Prompt >> Return the whole listing exactly as written.

Top of Material for this exercise

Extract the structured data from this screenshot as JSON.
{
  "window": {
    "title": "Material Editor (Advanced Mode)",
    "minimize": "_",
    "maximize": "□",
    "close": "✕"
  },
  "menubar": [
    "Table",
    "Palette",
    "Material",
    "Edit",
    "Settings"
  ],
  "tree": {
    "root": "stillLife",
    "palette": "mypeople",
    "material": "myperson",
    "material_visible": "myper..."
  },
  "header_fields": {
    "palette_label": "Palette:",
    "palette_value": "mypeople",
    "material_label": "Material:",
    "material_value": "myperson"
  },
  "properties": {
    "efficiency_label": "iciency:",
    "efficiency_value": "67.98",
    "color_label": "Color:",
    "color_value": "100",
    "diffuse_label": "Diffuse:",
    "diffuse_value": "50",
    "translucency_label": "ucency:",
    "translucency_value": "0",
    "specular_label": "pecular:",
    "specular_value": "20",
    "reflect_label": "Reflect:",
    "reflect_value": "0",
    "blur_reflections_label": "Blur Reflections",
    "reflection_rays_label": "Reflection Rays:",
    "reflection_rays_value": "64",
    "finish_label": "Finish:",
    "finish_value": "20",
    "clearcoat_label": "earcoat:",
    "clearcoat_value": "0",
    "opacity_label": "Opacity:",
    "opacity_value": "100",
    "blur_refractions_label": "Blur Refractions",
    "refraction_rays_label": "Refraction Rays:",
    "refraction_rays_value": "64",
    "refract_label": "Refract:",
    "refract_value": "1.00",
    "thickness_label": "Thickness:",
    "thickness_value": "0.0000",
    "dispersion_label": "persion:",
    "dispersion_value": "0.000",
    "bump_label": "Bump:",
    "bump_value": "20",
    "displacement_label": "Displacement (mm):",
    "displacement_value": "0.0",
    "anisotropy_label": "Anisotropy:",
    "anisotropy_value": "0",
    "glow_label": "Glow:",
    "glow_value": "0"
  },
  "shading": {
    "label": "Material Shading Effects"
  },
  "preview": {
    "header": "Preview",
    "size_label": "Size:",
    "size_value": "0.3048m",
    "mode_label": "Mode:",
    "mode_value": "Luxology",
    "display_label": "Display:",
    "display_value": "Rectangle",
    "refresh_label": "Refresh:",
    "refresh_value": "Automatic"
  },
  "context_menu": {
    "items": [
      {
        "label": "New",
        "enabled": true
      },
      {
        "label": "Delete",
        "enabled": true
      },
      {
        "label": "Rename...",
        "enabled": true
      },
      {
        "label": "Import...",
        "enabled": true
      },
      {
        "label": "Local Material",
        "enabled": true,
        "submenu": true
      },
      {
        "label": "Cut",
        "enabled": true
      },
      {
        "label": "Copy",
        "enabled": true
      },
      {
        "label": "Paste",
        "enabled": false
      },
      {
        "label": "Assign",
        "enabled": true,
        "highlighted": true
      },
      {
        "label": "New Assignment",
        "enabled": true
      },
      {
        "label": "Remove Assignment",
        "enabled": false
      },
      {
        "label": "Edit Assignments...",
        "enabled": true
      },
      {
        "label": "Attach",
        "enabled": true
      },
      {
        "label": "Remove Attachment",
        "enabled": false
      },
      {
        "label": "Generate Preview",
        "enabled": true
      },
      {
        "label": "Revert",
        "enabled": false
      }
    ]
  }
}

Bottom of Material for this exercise

Solution for this problem >>
Extract the structured data from this screenshot as JSON.
{
  "window": {
    "title": "Material Editor (Advanced Mode)",
    "minimize": "_",
    "maximize": "□",
    "close": "✕"
  },
  "menubar": [
    "Table",
    "Palette",
    "Material",
    "Edit",
    "Settings"
  ],
  "tree": {
    "root": "stillLife",
    "palette": "mypeople",
    "material": "myperson",
    "material_visible": "myper..."
  },
  "header_fields": {
    "palette_label": "Palette:",
    "palette_value": "mypeople",
    "material_label": "Material:",
    "material_value": "myperson"
  },
  "properties": {
    "efficiency_label": "iciency:",
    "efficiency_value": "67.98",
    "color_label": "Color:",
    "color_value": "100",
    "diffuse_label": "Diffuse:",
    "diffuse_value": "50",
    "translucency_label": "ucency:",
    "translucency_value": "0",
    "specular_label": "pecular:",
    "specular_value": "20",
    "reflect_label": "Reflect:",
    "reflect_value": "0",
    "blur_reflections_label": "Blur Reflections",
    "reflection_rays_label": "Reflection Rays:",
    "reflection_rays_value": "64",
    "finish_label": "Finish:",
    "finish_value": "20",
    "clearcoat_label": "earcoat:",
    "clearcoat_value": "0",
    "opacity_label": "Opacity:",
    "opacity_value": "100",
    "blur_refractions_label": "Blur Refractions",
    "refraction_rays_label": "Refraction Rays:",
    "refraction_rays_value": "64",
    "refract_label": "Refract:",
    "refract_value": "1.00",
    "thickness_label": "Thickness:",
    "thickness_value": "0.0000",
    "dispersion_label": "persion:",
    "dispersion_value": "0.000",
    "bump_label": "Bump:",
    "bump_value": "20",
    "displacement_label": "Displacement (mm):",
    "displacement_value": "0.0",
    "anisotropy_label": "Anisotropy:",
    "anisotropy_value": "0",
    "glow_label": "Glow:",
    "glow_value": "0"
  },
  "shading": {
    "label": "Material Shading Effects"
  },
  "preview": {
    "header": "Preview",
    "size_label": "Size:",
    "size_value": "0.3048m",
    "mode_label": "Mode:",
    "mode_value": "Luxology",
    "display_label": "Display:",
    "display_value": "Rectangle",
    "refresh_label": "Refresh:",
    "refresh_value": "Automatic"
  },
  "context_menu": {
    "items": [
      {
        "label": "New",
        "enabled": true
      },
      {
        "label": "Delete",
        "enabled": true
      },
      {
        "label": "Rename...",
        "enabled": true
      },
      {
        "label": "Import...",
        "enabled": true
      },
      {
        "label": "Local Material",
        "enabled": true,
        "submenu": true
      },
      {
        "label": "Cut",
        "enabled": true
      },
      {
        "label": "Copy",
        "enabled": true
      },
      {
        "label": "Paste",
        "enabled": false
      },
      {
        "label": "Assign",
        "enabled": true,
        "highlighted": true
      },
      {
        "label": "New Assignment",
        "enabled": true
      },
      {
        "label": "Remove Assignment",
        "enabled": false
      },
      {
        "label": "Edit Assignments...",
        "enabled": true
      },
      {
        "label": "Attach",
        "enabled": true
      },
      {
        "label": "Remove Attachment",
        "enabled": false
      },
      {
        "label": "Generate Preview",
        "enabled": true
      },
      {
        "label": "Revert",
        "enabled": false
      }
    ]
  }
}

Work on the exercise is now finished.